Adrian Saich. Here Saich described the stolen poems
by Adrian Saich” and invited readers to “Click to View Poems by
Such titling of untitled haiku was his modus operandi in all the places he
displayed the pilfered poems. Both Anita Krumins and I made use of the opportunity
site gave to send a private message in which we asked him to remove my eighteen
haiku as well as those taken from other poets. A number of other people did
the same. At last, on June 7, Saich removed all the poems he had lifted.
progressed, Robert Wilson, owner and managing editor of Simply Haiku,
became the central figure in dealing with Saich’s
plagiarism. He contacted several other poetry sites and got their managers
to promise not to allow Saich
on board. He also contacted the search engine Google and was told how to deal
with infringements of the Digital Millennium Copyright Act. When all the necessary
steps are taken, Google will remove the plagiarized content from the Internet
and make sure that any search for this content will lead instead to a note
about the plagiarism. The vehicle making possible this substitution is a
called chillingeffects.org <http://www.chillingeffects.org>, which also provides

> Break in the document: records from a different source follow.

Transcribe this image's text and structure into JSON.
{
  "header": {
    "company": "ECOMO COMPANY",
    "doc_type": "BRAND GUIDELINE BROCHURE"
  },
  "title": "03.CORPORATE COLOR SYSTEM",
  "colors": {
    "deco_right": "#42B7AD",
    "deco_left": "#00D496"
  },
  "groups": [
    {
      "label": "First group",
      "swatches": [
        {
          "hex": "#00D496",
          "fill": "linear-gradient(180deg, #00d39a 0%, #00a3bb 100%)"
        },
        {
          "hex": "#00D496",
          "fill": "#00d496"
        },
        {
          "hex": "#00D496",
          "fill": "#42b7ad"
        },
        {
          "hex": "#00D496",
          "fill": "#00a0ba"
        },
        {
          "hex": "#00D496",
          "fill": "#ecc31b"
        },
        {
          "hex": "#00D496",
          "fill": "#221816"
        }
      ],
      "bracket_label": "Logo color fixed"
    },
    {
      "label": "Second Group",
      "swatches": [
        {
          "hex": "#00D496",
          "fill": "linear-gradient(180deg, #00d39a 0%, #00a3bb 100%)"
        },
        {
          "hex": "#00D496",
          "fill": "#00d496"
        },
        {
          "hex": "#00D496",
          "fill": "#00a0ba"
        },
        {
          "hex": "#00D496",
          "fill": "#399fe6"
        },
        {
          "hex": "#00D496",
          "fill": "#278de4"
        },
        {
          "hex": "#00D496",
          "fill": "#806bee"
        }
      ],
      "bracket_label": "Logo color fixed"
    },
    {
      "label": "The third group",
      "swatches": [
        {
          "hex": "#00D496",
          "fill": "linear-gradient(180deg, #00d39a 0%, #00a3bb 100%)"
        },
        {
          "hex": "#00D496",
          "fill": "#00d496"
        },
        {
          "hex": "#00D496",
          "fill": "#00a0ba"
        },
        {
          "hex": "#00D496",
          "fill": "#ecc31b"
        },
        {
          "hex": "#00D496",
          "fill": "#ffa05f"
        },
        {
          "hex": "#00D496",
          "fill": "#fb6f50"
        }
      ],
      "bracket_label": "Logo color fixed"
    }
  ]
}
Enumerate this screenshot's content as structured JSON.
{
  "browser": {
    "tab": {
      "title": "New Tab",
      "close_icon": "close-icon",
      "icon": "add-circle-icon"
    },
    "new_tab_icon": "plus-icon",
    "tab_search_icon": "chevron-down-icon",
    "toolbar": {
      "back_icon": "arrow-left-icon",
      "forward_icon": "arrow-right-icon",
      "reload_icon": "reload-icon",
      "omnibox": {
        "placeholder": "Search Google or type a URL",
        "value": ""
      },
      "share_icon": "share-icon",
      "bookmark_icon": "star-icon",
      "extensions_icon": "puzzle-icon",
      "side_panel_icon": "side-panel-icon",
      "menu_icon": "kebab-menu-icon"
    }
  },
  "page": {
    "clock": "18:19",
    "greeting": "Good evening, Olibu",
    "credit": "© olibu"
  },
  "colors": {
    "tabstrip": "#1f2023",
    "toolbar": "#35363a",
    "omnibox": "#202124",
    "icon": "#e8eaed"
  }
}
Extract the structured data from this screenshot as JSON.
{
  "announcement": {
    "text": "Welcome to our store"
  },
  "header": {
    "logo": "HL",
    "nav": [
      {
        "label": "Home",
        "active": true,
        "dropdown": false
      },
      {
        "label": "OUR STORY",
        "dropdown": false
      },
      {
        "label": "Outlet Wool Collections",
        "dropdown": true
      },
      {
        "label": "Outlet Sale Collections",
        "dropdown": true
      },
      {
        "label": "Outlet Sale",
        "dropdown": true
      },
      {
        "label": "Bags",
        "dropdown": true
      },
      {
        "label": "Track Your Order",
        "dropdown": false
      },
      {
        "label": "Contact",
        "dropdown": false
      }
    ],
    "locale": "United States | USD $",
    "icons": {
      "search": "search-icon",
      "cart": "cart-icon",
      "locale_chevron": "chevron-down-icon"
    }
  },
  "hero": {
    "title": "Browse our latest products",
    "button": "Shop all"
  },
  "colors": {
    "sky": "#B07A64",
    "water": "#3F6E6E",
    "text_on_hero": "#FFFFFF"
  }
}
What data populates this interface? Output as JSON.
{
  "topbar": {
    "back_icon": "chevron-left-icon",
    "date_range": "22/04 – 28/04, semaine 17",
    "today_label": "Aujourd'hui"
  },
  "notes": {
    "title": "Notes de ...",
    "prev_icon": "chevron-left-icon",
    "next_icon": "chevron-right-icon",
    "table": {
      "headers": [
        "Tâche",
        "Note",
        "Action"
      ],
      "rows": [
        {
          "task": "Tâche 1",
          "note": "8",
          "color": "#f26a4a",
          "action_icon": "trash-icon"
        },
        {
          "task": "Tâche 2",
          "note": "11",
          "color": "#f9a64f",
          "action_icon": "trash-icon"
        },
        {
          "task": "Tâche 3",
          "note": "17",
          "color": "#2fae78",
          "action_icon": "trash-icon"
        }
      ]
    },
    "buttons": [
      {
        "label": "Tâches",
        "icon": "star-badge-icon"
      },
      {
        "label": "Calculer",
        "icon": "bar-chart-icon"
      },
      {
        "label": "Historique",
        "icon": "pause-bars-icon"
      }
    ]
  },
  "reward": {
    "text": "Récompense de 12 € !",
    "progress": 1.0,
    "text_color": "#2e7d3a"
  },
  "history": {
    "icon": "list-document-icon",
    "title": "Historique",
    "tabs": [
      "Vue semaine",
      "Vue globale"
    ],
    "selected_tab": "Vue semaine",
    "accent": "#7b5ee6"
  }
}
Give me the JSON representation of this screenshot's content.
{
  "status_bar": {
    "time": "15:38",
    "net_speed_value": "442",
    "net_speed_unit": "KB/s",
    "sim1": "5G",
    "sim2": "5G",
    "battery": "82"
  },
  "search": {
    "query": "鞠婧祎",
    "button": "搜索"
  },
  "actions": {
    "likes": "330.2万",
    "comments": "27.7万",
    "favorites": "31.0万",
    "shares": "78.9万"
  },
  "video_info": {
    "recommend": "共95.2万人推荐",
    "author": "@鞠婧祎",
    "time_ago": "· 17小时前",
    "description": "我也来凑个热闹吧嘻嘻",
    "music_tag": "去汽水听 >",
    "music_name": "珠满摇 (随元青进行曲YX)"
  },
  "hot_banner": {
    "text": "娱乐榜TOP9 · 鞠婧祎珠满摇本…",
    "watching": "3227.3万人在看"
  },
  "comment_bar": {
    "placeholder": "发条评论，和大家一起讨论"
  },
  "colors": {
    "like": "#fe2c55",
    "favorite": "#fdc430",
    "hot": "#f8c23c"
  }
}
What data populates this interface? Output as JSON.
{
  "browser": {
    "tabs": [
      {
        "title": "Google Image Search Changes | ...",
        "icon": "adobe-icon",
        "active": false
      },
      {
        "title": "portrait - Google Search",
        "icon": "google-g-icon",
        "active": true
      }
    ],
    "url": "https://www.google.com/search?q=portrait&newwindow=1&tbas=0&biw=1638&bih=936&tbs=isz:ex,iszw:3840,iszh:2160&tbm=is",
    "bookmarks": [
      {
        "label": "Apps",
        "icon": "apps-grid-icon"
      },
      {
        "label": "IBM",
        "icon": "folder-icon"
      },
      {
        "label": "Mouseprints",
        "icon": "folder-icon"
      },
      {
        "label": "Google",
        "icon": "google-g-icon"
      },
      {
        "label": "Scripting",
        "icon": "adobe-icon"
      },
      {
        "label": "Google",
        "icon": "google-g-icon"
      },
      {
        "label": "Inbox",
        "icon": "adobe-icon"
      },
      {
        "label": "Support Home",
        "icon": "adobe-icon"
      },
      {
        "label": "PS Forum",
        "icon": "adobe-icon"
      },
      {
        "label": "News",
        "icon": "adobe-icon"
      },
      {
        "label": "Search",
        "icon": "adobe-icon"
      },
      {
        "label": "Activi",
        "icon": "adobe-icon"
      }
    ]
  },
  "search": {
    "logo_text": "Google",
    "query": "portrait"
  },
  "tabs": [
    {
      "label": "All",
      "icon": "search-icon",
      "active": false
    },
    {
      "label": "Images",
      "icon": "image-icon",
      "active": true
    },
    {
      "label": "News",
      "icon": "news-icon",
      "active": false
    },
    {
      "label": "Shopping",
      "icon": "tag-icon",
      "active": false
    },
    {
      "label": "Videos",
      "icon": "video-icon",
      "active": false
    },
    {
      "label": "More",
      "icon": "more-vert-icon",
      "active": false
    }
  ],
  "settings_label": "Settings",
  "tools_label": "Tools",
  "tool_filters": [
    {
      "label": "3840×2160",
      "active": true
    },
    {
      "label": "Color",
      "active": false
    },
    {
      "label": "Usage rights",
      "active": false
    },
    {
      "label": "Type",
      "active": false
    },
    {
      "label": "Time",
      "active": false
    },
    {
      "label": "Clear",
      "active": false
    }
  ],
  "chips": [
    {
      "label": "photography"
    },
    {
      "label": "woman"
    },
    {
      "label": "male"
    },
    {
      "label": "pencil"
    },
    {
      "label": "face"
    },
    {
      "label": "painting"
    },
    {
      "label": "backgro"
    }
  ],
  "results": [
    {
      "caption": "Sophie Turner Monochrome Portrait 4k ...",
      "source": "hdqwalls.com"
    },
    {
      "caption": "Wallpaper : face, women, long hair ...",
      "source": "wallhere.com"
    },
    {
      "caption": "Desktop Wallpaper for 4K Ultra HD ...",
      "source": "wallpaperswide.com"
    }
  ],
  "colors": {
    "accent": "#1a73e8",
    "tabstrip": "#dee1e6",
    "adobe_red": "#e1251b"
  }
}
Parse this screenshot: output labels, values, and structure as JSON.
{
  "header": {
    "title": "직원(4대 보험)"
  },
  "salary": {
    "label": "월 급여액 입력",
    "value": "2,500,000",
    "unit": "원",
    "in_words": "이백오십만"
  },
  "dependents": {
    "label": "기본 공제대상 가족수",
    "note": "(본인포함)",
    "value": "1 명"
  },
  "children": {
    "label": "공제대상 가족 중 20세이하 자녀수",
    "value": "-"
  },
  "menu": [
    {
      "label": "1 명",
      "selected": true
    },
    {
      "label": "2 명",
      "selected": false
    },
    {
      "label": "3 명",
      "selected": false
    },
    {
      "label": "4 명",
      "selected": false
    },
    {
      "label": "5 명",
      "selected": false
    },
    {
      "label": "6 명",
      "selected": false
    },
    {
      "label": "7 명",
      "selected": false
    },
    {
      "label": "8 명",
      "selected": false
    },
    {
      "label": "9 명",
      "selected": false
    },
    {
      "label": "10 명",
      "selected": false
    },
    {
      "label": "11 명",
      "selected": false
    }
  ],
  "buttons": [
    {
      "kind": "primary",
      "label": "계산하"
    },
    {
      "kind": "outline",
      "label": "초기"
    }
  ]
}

much information about various
in the two weeks following Saich’s large-scale
plagiarism? As of June 18, 2005, The Starlite Café had not made any
mention, direct or indirect, of Saich’s fraud. Like before, the home
page simply refers readers to a general statement of Copyrights Around The
On the other
the reborn Poet’s Castle has an “Important Newsflash!” at
the start of the home page that states:
It has come to our notice that some poems appearing on this
site may not be the works of the original artist or artists. This is contrary
ethics and will not be tolerated.
Poet’s Castle <http://www.poetscastle.com/home.asp>
would like to apologize to any poet that has had their work displayed on
without their consent or credit.
We have removed
any known offending poems from display.
Should any poetry appear on this site that is not attributable
to the contributor, or has not been credited to the author with their consent,
please contact us
with the details of the offending poem and contributor.
surprisingly, SaichWorld <http://www.saichworld.com/about.asp> still has
nothing to say about copyright. The site, however, continues with
business as usual except that its poetry
shrunk to only one haiku plus five longer poems. All seem to be Saich’s
A Shaft of Light Through The Storm Clouds
mixed with sadness that Saich’s acts had caused
soon became suffused with the light of joy. Poets I had not been in touch
with for years wrote to
me, as did ones I knew only by their work. All expressed their outrage at
what had happened and, of course, their sympathy. Their reaching out helped
reaffirm an identity which had been sullied by Saich. I suspect that the
other poets who had their work plagiarized by this rogue had a similar experience.
2005: Simply Haiku